Thanks to a multi-billion dollar marketing campaign spanning almost a century, soy byproducts now reside in up to 70% of the food products on your supermarket shelves.
Where does it come from?
It’s not a pretty picture. Virtually all soy beans grown today are genetically modified varieties, engineered to withstand massive doses of pesticides and herbicides. Oils are extracted from soy beans for commercial use via processes that leave traces of solvents and pesticides in the residual sludge.
Soy lecithin is made from that toxic industrial sludge. As the waste product of soy oil extraction is not fit for livestock consumption, the soy industry has been aggressively seeking other ways to sell the stuff.
What does it do to your body?
Numerous studies have found that soy products may have some pretty nasty side effects. Thyroid dysfunction, kidney stones, suppression of the immune system, increased risk of breast cancer and potentially fatal food allergies, to name just a few.
In addition to being linked with serious health problems, compounds found in soy have significant anti-nutritional properties:
- Lectines compromise immune system functioning and upset the healthy balance of gut bacteria.
- Phytic acid suppresses nutrient absorption by bonding to the nutrients you need, like calcium, magnesium, zinc and copper.
- Haemaglutten causes blood cells to clump together and inhibits oxygen uptake.
- Phytoestrogen mimics the female hormone estrogen.

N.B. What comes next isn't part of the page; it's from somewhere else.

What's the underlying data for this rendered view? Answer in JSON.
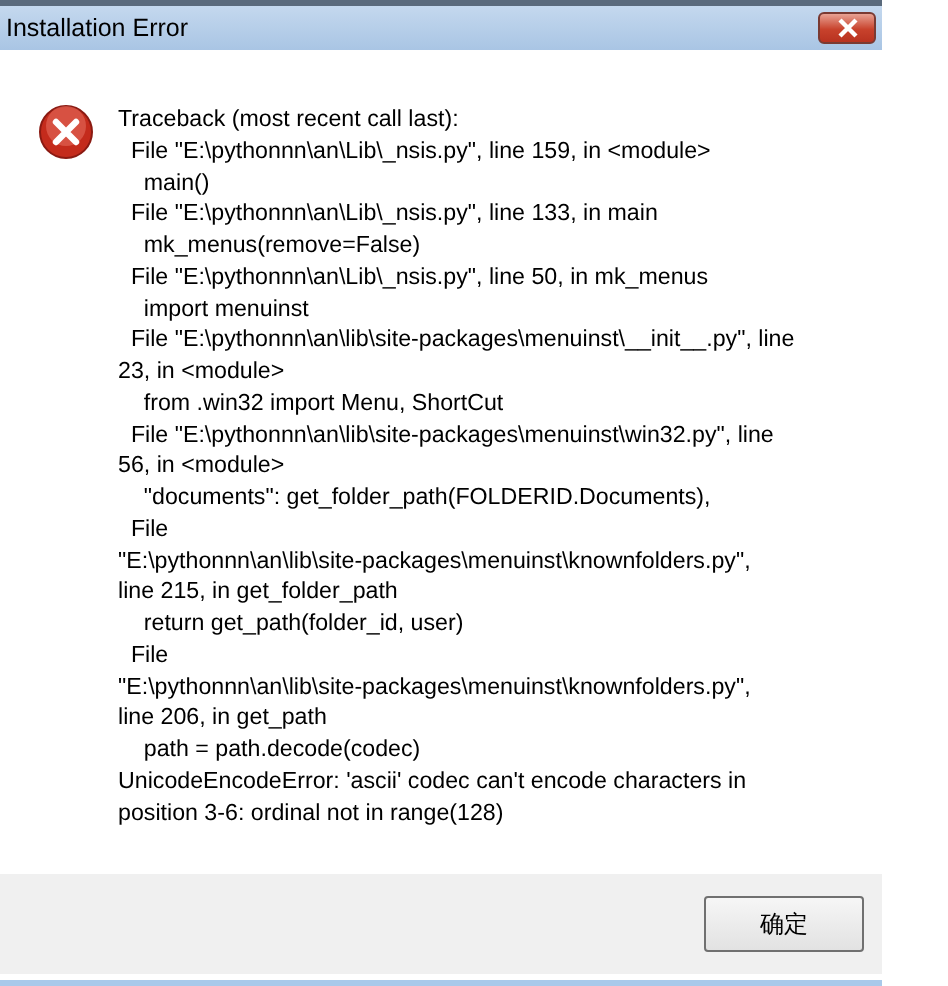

- Enzyme and trypsin inhibitors impede protein absorption and pancreatic functioning.
Even if all the claims made by the soy industry about the health benefits of soy lecithin and soy byproducts were completely true, it would still be pretty clear that the bad outweighs the good.

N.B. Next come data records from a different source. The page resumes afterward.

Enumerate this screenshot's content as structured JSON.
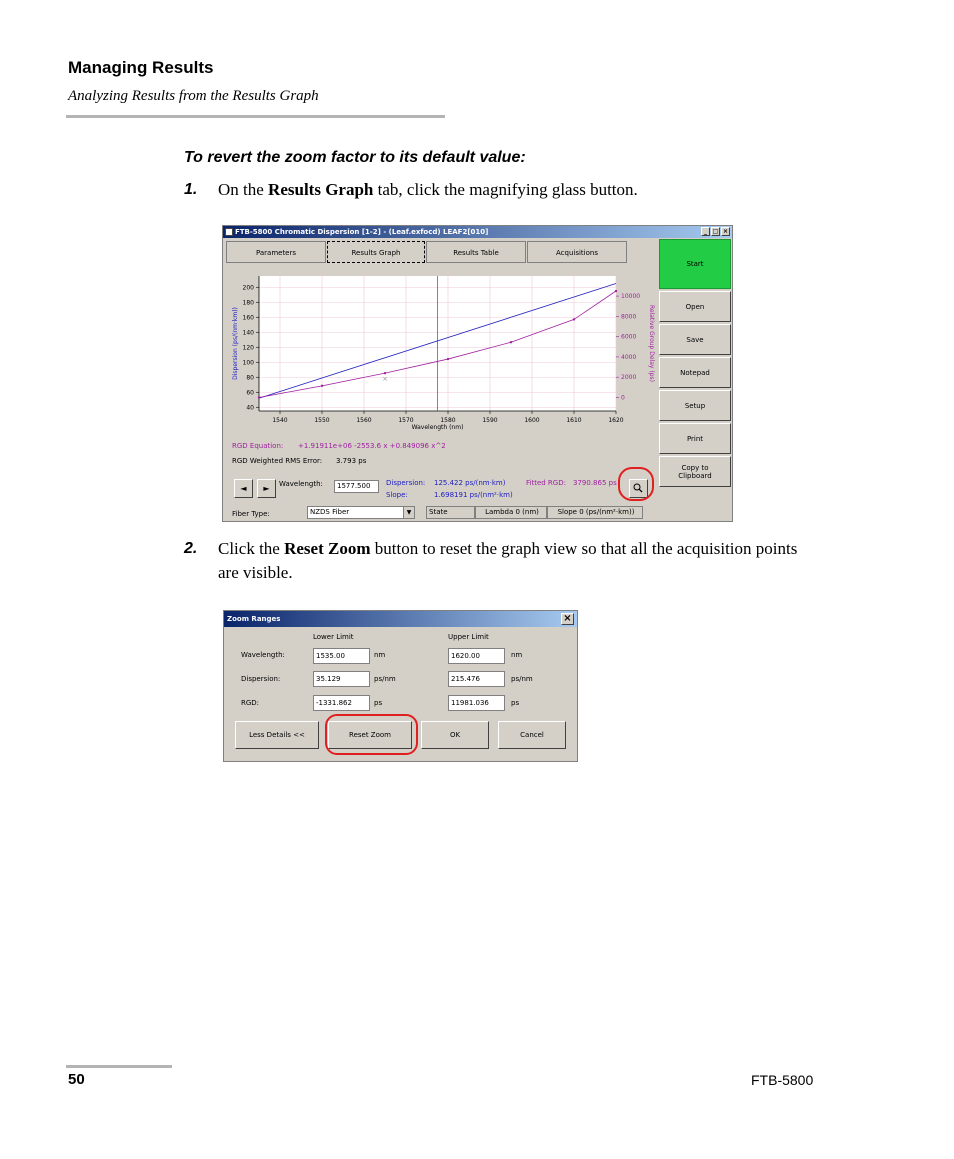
{
  "header": {
    "title": "Managing Results",
    "subtitle": "Analyzing Results from the Results Graph"
  },
  "procedure": {
    "title": "To revert the zoom factor to its default value:",
    "step1": {
      "num": "1.",
      "pre": "On the ",
      "bold": "Results Graph",
      "post": " tab, click the magnifying glass button."
    },
    "step2": {
      "num": "2.",
      "pre": "Click the ",
      "bold": "Reset Zoom",
      "post": " button to reset the graph view so that all the acquisition points are visible."
    }
  },
  "window": {
    "title": "FTB-5800 Chromatic Dispersion  [1-2] - (Leaf.exfocd) LEAF2[010]",
    "tabs": [
      "Parameters",
      "Results Graph",
      "Results Table",
      "Acquisitions"
    ],
    "side_buttons": [
      "Start",
      "Open",
      "Save",
      "Notepad",
      "Setup",
      "Print",
      "Copy to Clipboard"
    ],
    "rgd_equation_label": "RGD Equation:",
    "rgd_equation": "+1.91911e+06 -2553.6 x +0.849096 x^2",
    "rms_label": "RGD Weighted RMS Error:",
    "rms_value": "3.793 ps",
    "wavelength_label": "Wavelength:",
    "wavelength_value": "1577.500",
    "dispersion_label": "Dispersion:",
    "dispersion_value": "125.422 ps/(nm·km)",
    "slope_label": "Slope:",
    "slope_value": "1.698191 ps/(nm²·km)",
    "fitted_rgd_label": "Fitted RGD:",
    "fitted_rgd_value": "3790.865 ps",
    "fiber_type_label": "Fiber Type:",
    "fiber_type_value": "NZDS Fiber",
    "status_cols": [
      "State",
      "Lambda  0  (nm)",
      "Slope 0 (ps/(nm²·km))"
    ],
    "prev_glyph": "◄",
    "next_glyph": "►",
    "zoom_icon": "magnifier-icon"
  },
  "chart_data": {
    "type": "line",
    "xlabel": "Wavelength (nm)",
    "ylabel": "Dispersion (ps/(nm·km))",
    "y2label": "Relative Group Delay (ps)",
    "xlim": [
      1535,
      1620
    ],
    "ylim": [
      35,
      215
    ],
    "y2lim": [
      -1331.862,
      11981.036
    ],
    "x_ticks": [
      1540,
      1550,
      1560,
      1570,
      1580,
      1590,
      1600,
      1610,
      1620
    ],
    "y_ticks": [
      40,
      60,
      80,
      100,
      120,
      140,
      160,
      180,
      200
    ],
    "y2_ticks": [
      0,
      2000,
      4000,
      6000,
      8000,
      10000
    ],
    "cursor_x": 1577.5,
    "series": [
      {
        "color": "#2020c0",
        "axis": "y",
        "x": [
          1535,
          1620
        ],
        "y": [
          52,
          205
        ]
      },
      {
        "color": "#a020a0",
        "axis": "y2",
        "x": [
          1535,
          1550,
          1565,
          1580,
          1595,
          1610,
          1620
        ],
        "y": [
          0,
          1150,
          2400,
          3790,
          5450,
          7700,
          10500
        ]
      }
    ],
    "outlier": {
      "x": 1565,
      "y": 78
    },
    "grid": true
  },
  "dialog": {
    "title": "Zoom Ranges",
    "close_glyph": "×",
    "lower_header": "Lower Limit",
    "upper_header": "Upper Limit",
    "rows": [
      {
        "label": "Wavelength:",
        "lower": "1535.00",
        "lower_unit": "nm",
        "upper": "1620.00",
        "upper_unit": "nm"
      },
      {
        "label": "Dispersion:",
        "lower": "35.129",
        "lower_unit": "ps/nm",
        "upper": "215.476",
        "upper_unit": "ps/nm"
      },
      {
        "label": "RGD:",
        "lower": "-1331.862",
        "lower_unit": "ps",
        "upper": "11981.036",
        "upper_unit": "ps"
      }
    ],
    "buttons": [
      "Less Details <<",
      "Reset Zoom",
      "OK",
      "Cancel"
    ]
  },
  "footer": {
    "page": "50",
    "product": "FTB-5800"
  }
}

If, after reading this, you’re looking to avoid soy byproducts, you’ve got your work cut out for you! If you eat any processed food at all, odds are it contains products derived from soy. You’ll find soybean oil, soy flour, soy formula, soy lecithin or hydrolyzed soy protein on one label after another.

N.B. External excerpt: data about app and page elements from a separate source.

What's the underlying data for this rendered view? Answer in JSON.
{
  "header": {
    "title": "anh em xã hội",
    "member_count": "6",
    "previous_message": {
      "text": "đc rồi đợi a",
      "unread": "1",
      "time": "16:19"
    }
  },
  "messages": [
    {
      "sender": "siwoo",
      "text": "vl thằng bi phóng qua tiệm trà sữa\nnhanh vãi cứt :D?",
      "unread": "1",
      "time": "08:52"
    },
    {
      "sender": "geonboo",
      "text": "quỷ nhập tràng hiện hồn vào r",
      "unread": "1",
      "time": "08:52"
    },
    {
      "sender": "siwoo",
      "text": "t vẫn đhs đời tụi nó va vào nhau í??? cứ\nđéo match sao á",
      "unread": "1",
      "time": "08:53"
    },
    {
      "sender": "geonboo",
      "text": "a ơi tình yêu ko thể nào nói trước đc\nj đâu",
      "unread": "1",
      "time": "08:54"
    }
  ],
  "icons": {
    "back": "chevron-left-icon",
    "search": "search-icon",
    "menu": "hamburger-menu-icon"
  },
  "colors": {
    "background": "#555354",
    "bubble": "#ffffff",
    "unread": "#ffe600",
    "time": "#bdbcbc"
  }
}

The good news is lowering the load of soy in your diet is easier then you think!
Action Step: Over the next 24 hours take a look at the food in your cupboard. Do you see any items with soy in the ingredient list? Maybe a chocolate bar, box of crackers, some cookies or salad dressing? On your next visit to the grocery store, take a look at a few other products on the shelves related to the item you want. If it has no soy in the ingredient list, it automatically is a better choice. They are out there, you just need to take a few minutes to look.
Remember, the best way to avoid soy products is to get in your kitchen and make your favourite foods yourself. Here is one recipe to help get you started. It is for my delectable Guilt Free Chocolate Bars. This is the silkiest, smoothest chocolate you have ever tasted. Give it a try and let me know how it goes.
Is there anything GOOD about soy?
Fermented soy products like miso, temeph and natto are safer to consume because the fermentation process blunts the activity of phytic acid on your nutrient absorption and creates probiotic activity for gut health.
Now go take a look in your kitchen cupboard and see what you find!